The party was relegated to fifth place in Solihull (finishing third in the West Midlands as a whole). It now holds just one of the region’s six seats.
Michael Cashman, their last man standing, said: “Despite the recession and the expenses scandal, the Labour vote is not shifting to either of the two main parties, it has gone to the protest party and this shows that a united Labour Party can fight back.”
That “protest party” is the UK Independence Party (UKIP), which profited most from Labour’s woes. The eurosceptic group polled more than 300,000 votes across the West Midlands (taking over 11,000 in Solihull).
UKIP candidate – and Solihull resident – Nikki Sinclaire was propelled to office. She has already dismissed claims that UKIP is a fringe party, describing it as “the only credible opposition”.
It was also a good result for the Tories, who took the largest share of the vote in Solihull and the West Midlands overall. Although the party lost one of its three seats, this was because the total number of MEPs in the region had been reduced from seven to six.
In Solihull, the Lib Dems won twice as many votes as Labour, but Liz Lynne remains the party’s sole West Midlands MEP.
The far-right British National Party – which gained its first European seats in Yorkshire and the North West – claimed more than 5,000 votes in Solihull. It finished ahead of the Green Party, which had won its first Solihull councillor last year and was hoping to make headway in Europe.

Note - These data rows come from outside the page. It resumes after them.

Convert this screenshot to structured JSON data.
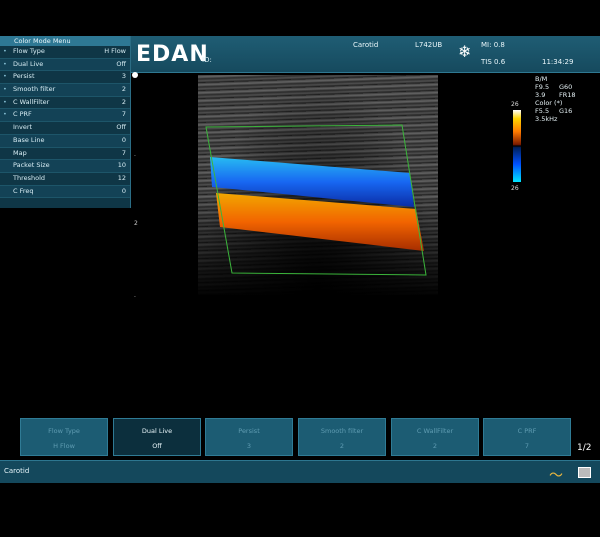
{
  "header": {
    "logo": "EDAN",
    "id_label": "ID:",
    "preset": "Carotid",
    "probe": "L742UB",
    "freeze_icon": "snowflake-icon",
    "mi": "MI: 0.8",
    "tis": "TIS 0.6",
    "time": "11:34:29"
  },
  "menu": {
    "title": "Color Mode Menu",
    "items": [
      {
        "label": "Flow Type",
        "value": "H Flow"
      },
      {
        "label": "Dual Live",
        "value": "Off"
      },
      {
        "label": "Persist",
        "value": "3"
      },
      {
        "label": "Smooth filter",
        "value": "2"
      },
      {
        "label": "C WallFilter",
        "value": "2"
      },
      {
        "label": "C PRF",
        "value": "7"
      },
      {
        "label": "Invert",
        "value": "Off"
      },
      {
        "label": "Base Line",
        "value": "0"
      },
      {
        "label": "Map",
        "value": "7"
      },
      {
        "label": "Packet Size",
        "value": "10"
      },
      {
        "label": "Threshold",
        "value": "12"
      },
      {
        "label": "C Freq",
        "value": "0"
      }
    ]
  },
  "info": {
    "bm": "B/M",
    "f": "F9.5",
    "g": "G60",
    "d": "3.9",
    "fr": "FR18",
    "color": "Color (*)",
    "cf": "F5.5",
    "cg": "G16",
    "prf": "3.5kHz",
    "scale_top": "26",
    "scale_bottom": "26"
  },
  "depth_mark": "2",
  "softkeys": [
    {
      "title": "Flow Type",
      "value": "H Flow",
      "active": false
    },
    {
      "title": "Dual Live",
      "value": "Off",
      "active": true
    },
    {
      "title": "Persist",
      "value": "3",
      "active": false
    },
    {
      "title": "Smooth filter",
      "value": "2",
      "active": false
    },
    {
      "title": "C WallFilter",
      "value": "2",
      "active": false
    },
    {
      "title": "C PRF",
      "value": "7",
      "active": false
    }
  ],
  "pager": "1/2",
  "status": {
    "label": "Carotid",
    "wave_icon": "waveform-icon",
    "printer_icon": "printer-icon"
  },
  "colors": {
    "panel": "#164a5e",
    "menu": "#0f3646",
    "accent": "#2e7894",
    "flow_blue": "#1e7bff",
    "flow_orange": "#ff6a00",
    "roi": "#3fbf3f"
  }
}
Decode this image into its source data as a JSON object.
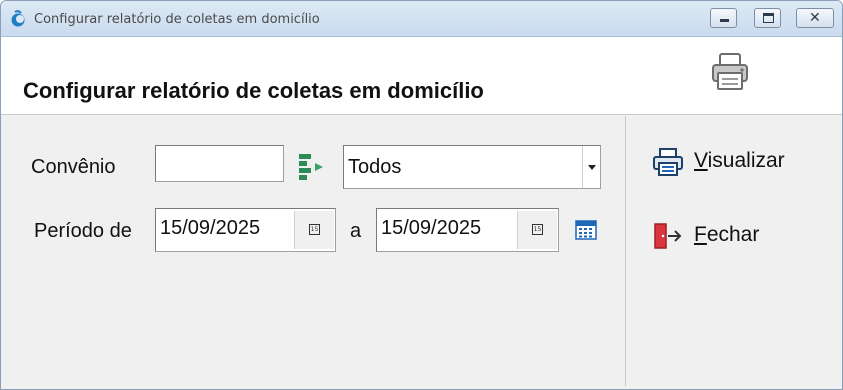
{
  "window": {
    "title": "Configurar relatório de coletas em domicílio"
  },
  "header": {
    "title": "Configurar relatório de coletas em domicílio",
    "icon": "printer-icon"
  },
  "form": {
    "convenio": {
      "label": "Convênio",
      "code_value": "",
      "selected": "Todos"
    },
    "periodo": {
      "label": "Período de",
      "start": "15/09/2025",
      "separator": "a",
      "end": "15/09/2025",
      "date_button_glyph": "15"
    }
  },
  "actions": {
    "visualizar": "Visualizar",
    "fechar": "Fechar"
  },
  "colors": {
    "accent_blue": "#1e66b8",
    "lookup_green": "#2e8b57",
    "exit_red": "#d9363e"
  }
}
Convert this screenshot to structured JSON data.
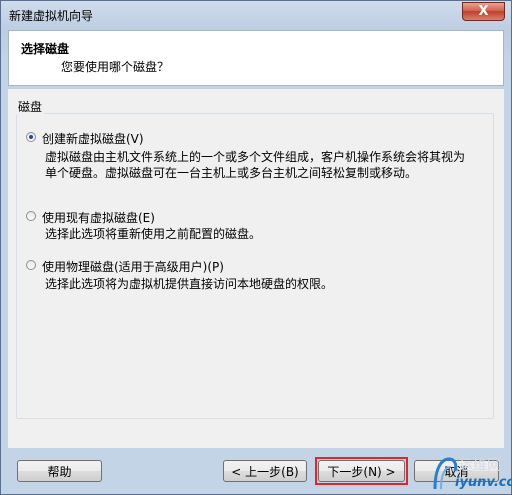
{
  "window": {
    "title": "新建虚拟机向导",
    "close_glyph": "X"
  },
  "header": {
    "title": "选择磁盘",
    "subtitle": "您要使用哪个磁盘？"
  },
  "group": {
    "label": "磁盘",
    "options": [
      {
        "label": "创建新虚拟磁盘(V)",
        "selected": true,
        "description": "虚拟磁盘由主机文件系统上的一个或多个文件组成，客户机操作系统会将其视为单个硬盘。虚拟磁盘可在一台主机上或多台主机之间轻松复制或移动。"
      },
      {
        "label": "使用现有虚拟磁盘(E)",
        "selected": false,
        "description": "选择此选项将重新使用之前配置的磁盘。"
      },
      {
        "label": "使用物理磁盘(适用于高级用户)(P)",
        "selected": false,
        "description": "选择此选项将为虚拟机提供直接访问本地硬盘的权限。"
      }
    ]
  },
  "buttons": {
    "help": "帮助",
    "back": "< 上一步(B)",
    "next": "下一步(N) >",
    "cancel": "取消"
  },
  "watermark": {
    "text_cn": "运维网",
    "text_url": "iyunv.com"
  },
  "colors": {
    "highlight": "#e0262c",
    "radio_dot": "#1f4c9e"
  }
}
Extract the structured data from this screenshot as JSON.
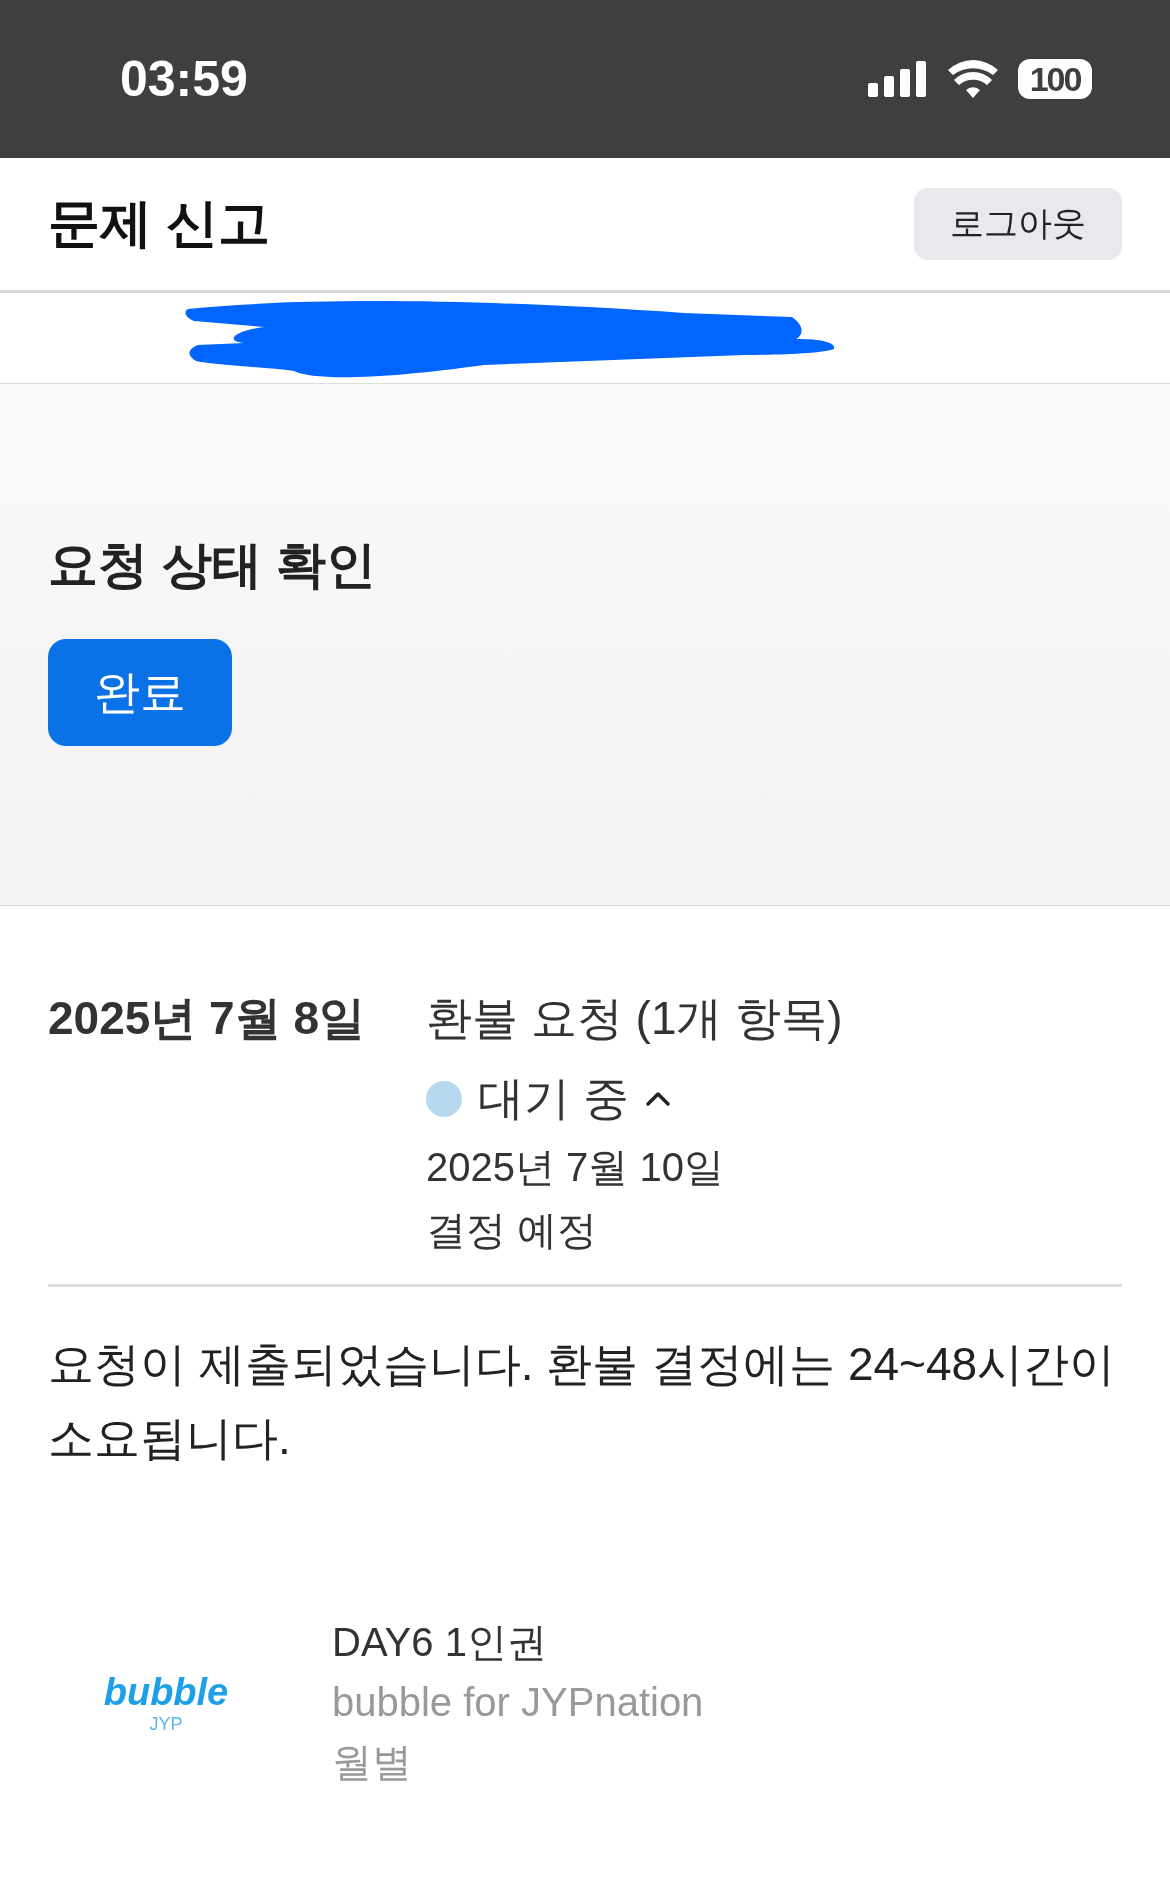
{
  "status_bar": {
    "time": "03:59",
    "battery": "100"
  },
  "header": {
    "title": "문제 신고",
    "logout_button": "로그아웃"
  },
  "request_status": {
    "heading": "요청 상태 확인",
    "done_button": "완료"
  },
  "request": {
    "date": "2025년 7월 8일",
    "title": "환불 요청 (1개 항목)",
    "status": {
      "label": "대기 중",
      "color": "#b8d8f0",
      "expanded": true
    },
    "decision_date": "2025년 7월 10일",
    "decision_label": "결정 예정"
  },
  "message": "요청이 제출되었습니다. 환불 결정에는 24~48시간이 소요됩니다.",
  "item": {
    "logo_word": "bubble",
    "logo_sub": "JYP",
    "name": "DAY6 1인권",
    "app": "bubble for JYPnation",
    "period": "월별"
  }
}
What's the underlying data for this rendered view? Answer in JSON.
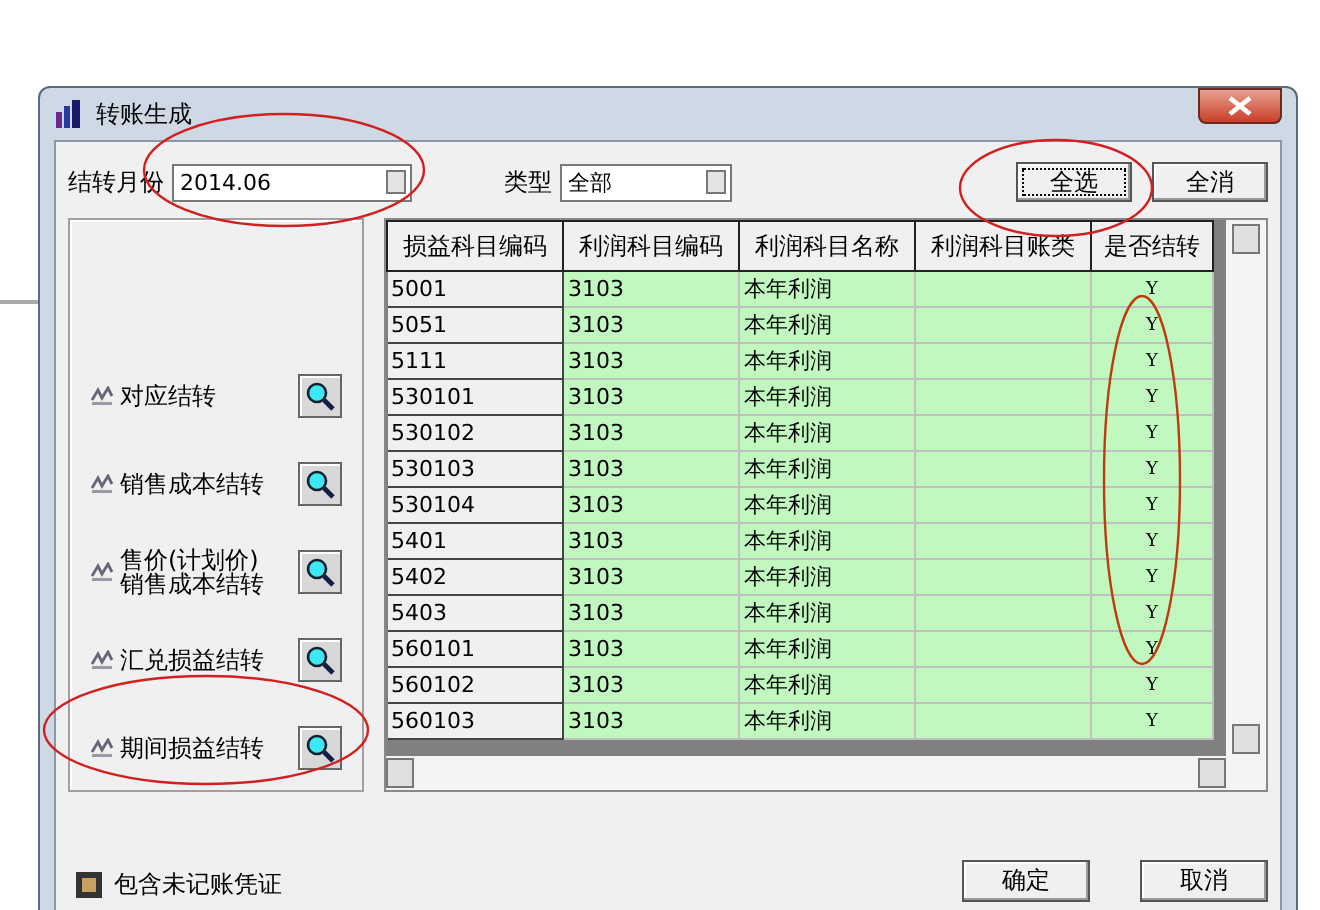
{
  "window": {
    "title": "转账生成"
  },
  "month": {
    "label": "结转月份",
    "value": "2014.06"
  },
  "type": {
    "label": "类型",
    "value": "全部"
  },
  "top_buttons": [
    "全选",
    "全消"
  ],
  "transfer_items": [
    {
      "label": "对应结转"
    },
    {
      "label": "销售成本结转"
    },
    {
      "label": "售价(计划价)\n销售成本结转"
    },
    {
      "label": "汇兑损益结转"
    },
    {
      "label": "期间损益结转"
    }
  ],
  "table": {
    "columns": [
      "损益科目编码",
      "利润科目编码",
      "利润科目名称",
      "利润科目账类",
      "是否结转"
    ],
    "rows": [
      [
        "5001",
        "3103",
        "本年利润",
        "",
        "Y"
      ],
      [
        "5051",
        "3103",
        "本年利润",
        "",
        "Y"
      ],
      [
        "5111",
        "3103",
        "本年利润",
        "",
        "Y"
      ],
      [
        "530101",
        "3103",
        "本年利润",
        "",
        "Y"
      ],
      [
        "530102",
        "3103",
        "本年利润",
        "",
        "Y"
      ],
      [
        "530103",
        "3103",
        "本年利润",
        "",
        "Y"
      ],
      [
        "530104",
        "3103",
        "本年利润",
        "",
        "Y"
      ],
      [
        "5401",
        "3103",
        "本年利润",
        "",
        "Y"
      ],
      [
        "5402",
        "3103",
        "本年利润",
        "",
        "Y"
      ],
      [
        "5403",
        "3103",
        "本年利润",
        "",
        "Y"
      ],
      [
        "560101",
        "3103",
        "本年利润",
        "",
        "Y"
      ],
      [
        "560102",
        "3103",
        "本年利润",
        "",
        "Y"
      ],
      [
        "560103",
        "3103",
        "本年利润",
        "",
        "Y"
      ]
    ]
  },
  "include_unposted": {
    "label": "包含未记账凭证"
  },
  "bottom_buttons": [
    "确定",
    "取消"
  ]
}
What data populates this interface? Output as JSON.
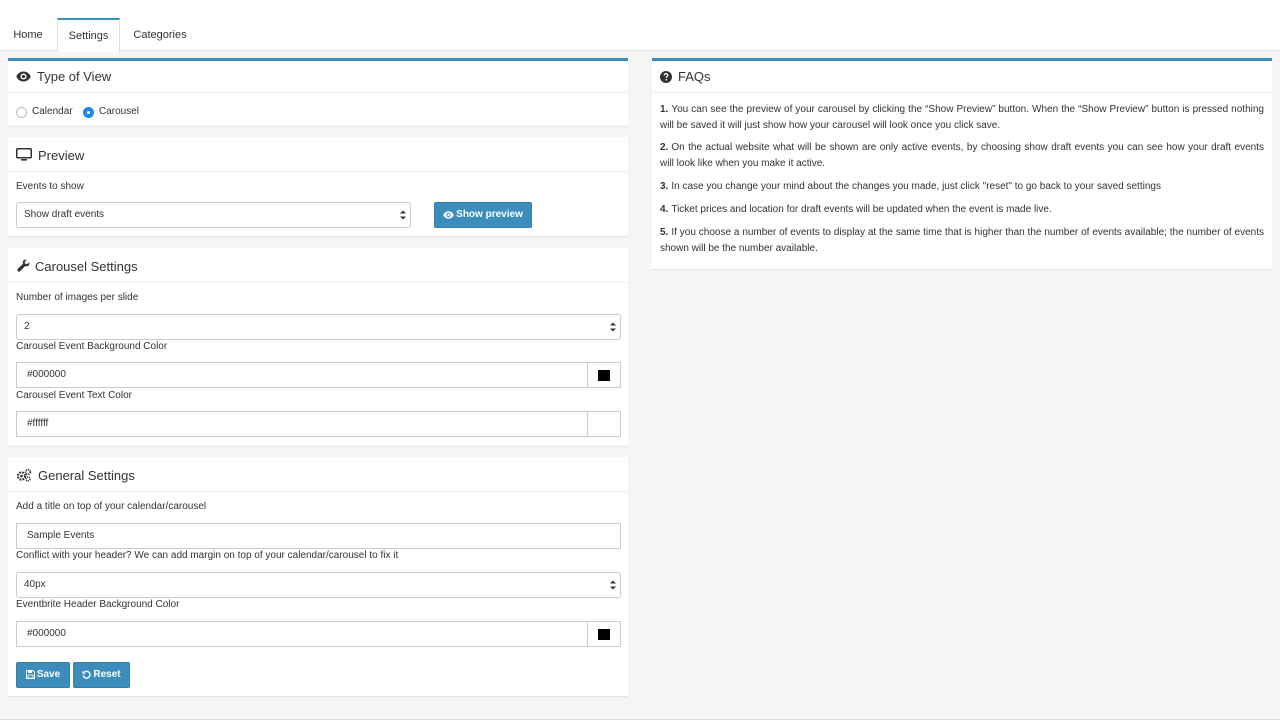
{
  "tabs": [
    {
      "label": "Home"
    },
    {
      "label": "Settings"
    },
    {
      "label": "Categories"
    }
  ],
  "active_tab": "Settings",
  "type_of_view": {
    "title": "Type of View",
    "options": [
      {
        "label": "Calendar",
        "checked": false
      },
      {
        "label": "Carousel",
        "checked": true
      }
    ]
  },
  "preview": {
    "title": "Preview",
    "events_label": "Events to show",
    "events_value": "Show draft events",
    "button_label": "Show preview"
  },
  "carousel_settings": {
    "title": "Carousel Settings",
    "images_label": "Number of images per slide",
    "images_value": "2",
    "bg_color_label": "Carousel Event Background Color",
    "bg_color_value": "#000000",
    "text_color_label": "Carousel Event Text Color",
    "text_color_value": "#ffffff"
  },
  "general_settings": {
    "title": "General Settings",
    "title_label": "Add a title on top of your calendar/carousel",
    "title_value": "Sample Events",
    "margin_label": "Conflict with your header? We can add margin on top of your calendar/carousel to fix it",
    "margin_value": "40px",
    "header_color_label": "Eventbrite Header Background Color",
    "header_color_value": "#000000",
    "save_label": "Save",
    "reset_label": "Reset"
  },
  "faqs": {
    "title": "FAQs",
    "items": [
      {
        "num": "1.",
        "text": "You can see the preview of your carousel by clicking the “Show Preview” button. When the “Show Preview” button is pressed nothing will be saved it will just show how your carousel will look once you click save."
      },
      {
        "num": "2.",
        "text": "On the actual website what will be shown are only active events, by choosing show draft events you can see how your draft events will look like when you make it active."
      },
      {
        "num": "3.",
        "text": "In case you change your mind about the changes you made, just click \"reset\" to go back to your saved settings"
      },
      {
        "num": "4.",
        "text": "Ticket prices and location for draft events will be updated when the event is made live."
      },
      {
        "num": "5.",
        "text": "If you choose a number of events to display at the same time that is higher than the number of events available; the number of events shown will be the number available."
      }
    ]
  },
  "colors": {
    "accent": "#3c8dbc",
    "radio_checked": "#1e88e5"
  }
}
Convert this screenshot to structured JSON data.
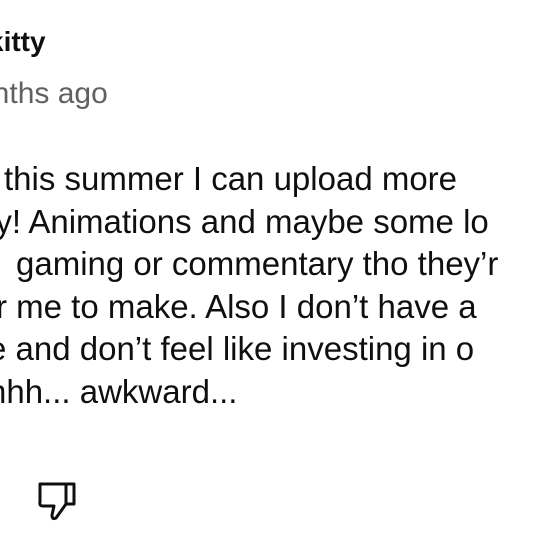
{
  "comment": {
    "author": "kitty",
    "timestamp": "onths ago",
    "body_lines": [
      "this summer I can upload more",
      "ly! Animations and maybe some lo",
      "gaming or commentary tho they’r",
      "r me to make. Also I don’t have a",
      "e and don’t feel like investing in o",
      "hhh... awkward..."
    ],
    "actions": {
      "dislike_icon": "thumbs-down-icon"
    }
  }
}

Turn-out for last Thursday’s elections was 35.51 per cent in Solihull – slightly ahead of the national average. This means that 55,835 people out of the 157,235 electorate visited polling stations.